What you have to do:
The copy has to match the records word for word and include no pictures.

───

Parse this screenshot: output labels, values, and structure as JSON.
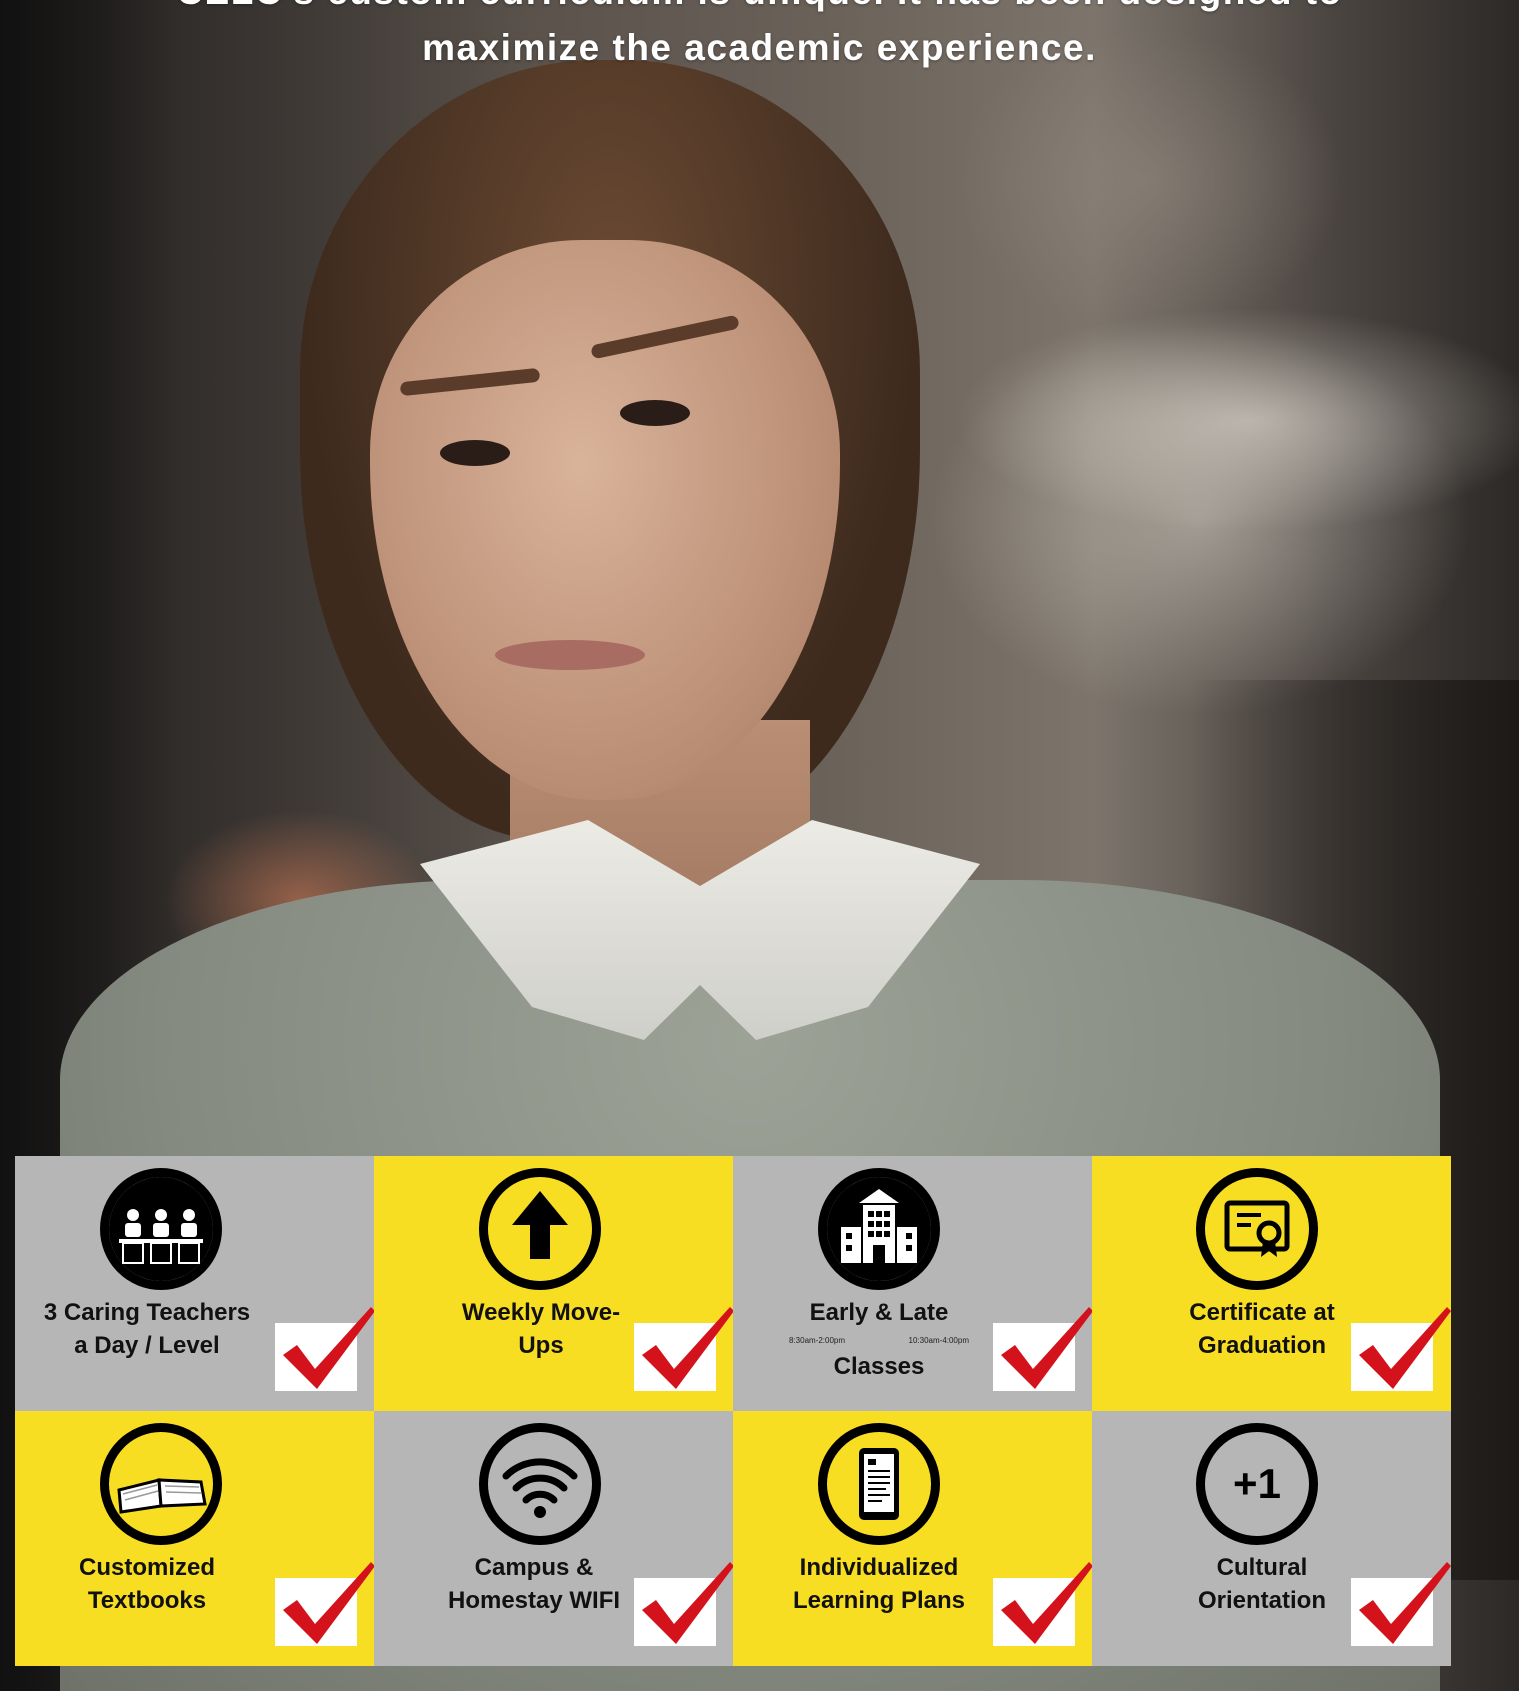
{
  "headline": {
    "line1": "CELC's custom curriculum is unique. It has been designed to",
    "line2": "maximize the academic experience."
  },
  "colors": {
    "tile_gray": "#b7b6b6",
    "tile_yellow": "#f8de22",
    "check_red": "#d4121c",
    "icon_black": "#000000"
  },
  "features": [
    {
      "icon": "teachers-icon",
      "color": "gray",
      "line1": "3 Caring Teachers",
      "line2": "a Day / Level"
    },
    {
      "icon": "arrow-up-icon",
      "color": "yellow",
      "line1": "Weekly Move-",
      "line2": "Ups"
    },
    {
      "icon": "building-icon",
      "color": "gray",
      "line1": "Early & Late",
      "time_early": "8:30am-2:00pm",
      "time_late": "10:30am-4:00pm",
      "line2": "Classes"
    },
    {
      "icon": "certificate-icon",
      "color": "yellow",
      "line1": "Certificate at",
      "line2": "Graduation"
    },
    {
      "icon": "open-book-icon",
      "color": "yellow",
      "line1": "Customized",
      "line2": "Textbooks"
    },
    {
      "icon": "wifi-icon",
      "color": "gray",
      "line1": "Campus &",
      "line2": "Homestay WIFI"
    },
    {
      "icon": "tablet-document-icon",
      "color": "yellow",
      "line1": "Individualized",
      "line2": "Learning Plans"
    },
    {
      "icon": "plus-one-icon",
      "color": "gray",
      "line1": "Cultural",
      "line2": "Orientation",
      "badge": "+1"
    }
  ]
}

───

Answer to the exercise:
Parse this screenshot: output labels, values, and structure as JSON.
{
  "headline": {
    "line1": "CELC's custom curriculum is unique. It has been designed to",
    "line2": "maximize the academic experience."
  },
  "colors": {
    "tile_gray": "#b7b6b6",
    "tile_yellow": "#f8de22",
    "check_red": "#d4121c",
    "icon_black": "#000000"
  },
  "features": [
    {
      "icon": "teachers-icon",
      "color": "gray",
      "line1": "3 Caring Teachers",
      "line2": "a Day / Level"
    },
    {
      "icon": "arrow-up-icon",
      "color": "yellow",
      "line1": "Weekly Move-",
      "line2": "Ups"
    },
    {
      "icon": "building-icon",
      "color": "gray",
      "line1": "Early & Late",
      "time_early": "8:30am-2:00pm",
      "time_late": "10:30am-4:00pm",
      "line2": "Classes"
    },
    {
      "icon": "certificate-icon",
      "color": "yellow",
      "line1": "Certificate at",
      "line2": "Graduation"
    },
    {
      "icon": "open-book-icon",
      "color": "yellow",
      "line1": "Customized",
      "line2": "Textbooks"
    },
    {
      "icon": "wifi-icon",
      "color": "gray",
      "line1": "Campus &",
      "line2": "Homestay WIFI"
    },
    {
      "icon": "tablet-document-icon",
      "color": "yellow",
      "line1": "Individualized",
      "line2": "Learning Plans"
    },
    {
      "icon": "plus-one-icon",
      "color": "gray",
      "line1": "Cultural",
      "line2": "Orientation",
      "badge": "+1"
    }
  ]
}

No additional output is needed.